[Dataset rows for apps and sites]
______________________________
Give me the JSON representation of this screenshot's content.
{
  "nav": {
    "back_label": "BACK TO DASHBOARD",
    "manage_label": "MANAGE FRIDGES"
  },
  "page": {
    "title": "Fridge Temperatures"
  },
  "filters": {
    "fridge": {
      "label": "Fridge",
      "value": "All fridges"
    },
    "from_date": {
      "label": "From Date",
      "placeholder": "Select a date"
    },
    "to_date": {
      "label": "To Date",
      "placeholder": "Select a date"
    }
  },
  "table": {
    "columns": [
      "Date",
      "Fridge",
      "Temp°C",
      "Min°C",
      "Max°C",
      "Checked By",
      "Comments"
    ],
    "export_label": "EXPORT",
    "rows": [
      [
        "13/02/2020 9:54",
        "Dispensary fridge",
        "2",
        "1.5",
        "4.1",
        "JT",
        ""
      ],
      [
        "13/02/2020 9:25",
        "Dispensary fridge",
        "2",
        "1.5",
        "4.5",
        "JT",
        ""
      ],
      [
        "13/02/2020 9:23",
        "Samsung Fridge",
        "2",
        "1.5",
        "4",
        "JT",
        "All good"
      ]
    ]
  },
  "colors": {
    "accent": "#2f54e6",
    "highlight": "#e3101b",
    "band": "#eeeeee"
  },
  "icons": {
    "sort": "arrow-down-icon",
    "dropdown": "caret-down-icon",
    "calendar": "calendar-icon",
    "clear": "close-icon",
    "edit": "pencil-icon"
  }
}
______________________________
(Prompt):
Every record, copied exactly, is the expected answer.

(Answer to the exercise):
Give me the JSON representation of this screenshot's content.
{
  "nav": {
    "back_label": "BACK TO DASHBOARD",
    "manage_label": "MANAGE FRIDGES"
  },
  "page": {
    "title": "Fridge Temperatures"
  },
  "filters": {
    "fridge": {
      "label": "Fridge",
      "value": "All fridges"
    },
    "from_date": {
      "label": "From Date",
      "placeholder": "Select a date"
    },
    "to_date": {
      "label": "To Date",
      "placeholder": "Select a date"
    }
  },
  "table": {
    "columns": [
      "Date",
      "Fridge",
      "Temp°C",
      "Min°C",
      "Max°C",
      "Checked By",
      "Comments"
    ],
    "export_label": "EXPORT",
    "rows": [
      [
        "13/02/2020 9:54",
        "Dispensary fridge",
        "2",
        "1.5",
        "4.1",
        "JT",
        ""
      ],
      [
        "13/02/2020 9:25",
        "Dispensary fridge",
        "2",
        "1.5",
        "4.5",
        "JT",
        ""
      ],
      [
        "13/02/2020 9:23",
        "Samsung Fridge",
        "2",
        "1.5",
        "4",
        "JT",
        "All good"
      ]
    ]
  },
  "colors": {
    "accent": "#2f54e6",
    "highlight": "#e3101b",
    "band": "#eeeeee"
  },
  "icons": {
    "sort": "arrow-down-icon",
    "dropdown": "caret-down-icon",
    "calendar": "calendar-icon",
    "clear": "close-icon",
    "edit": "pencil-icon"
  }
}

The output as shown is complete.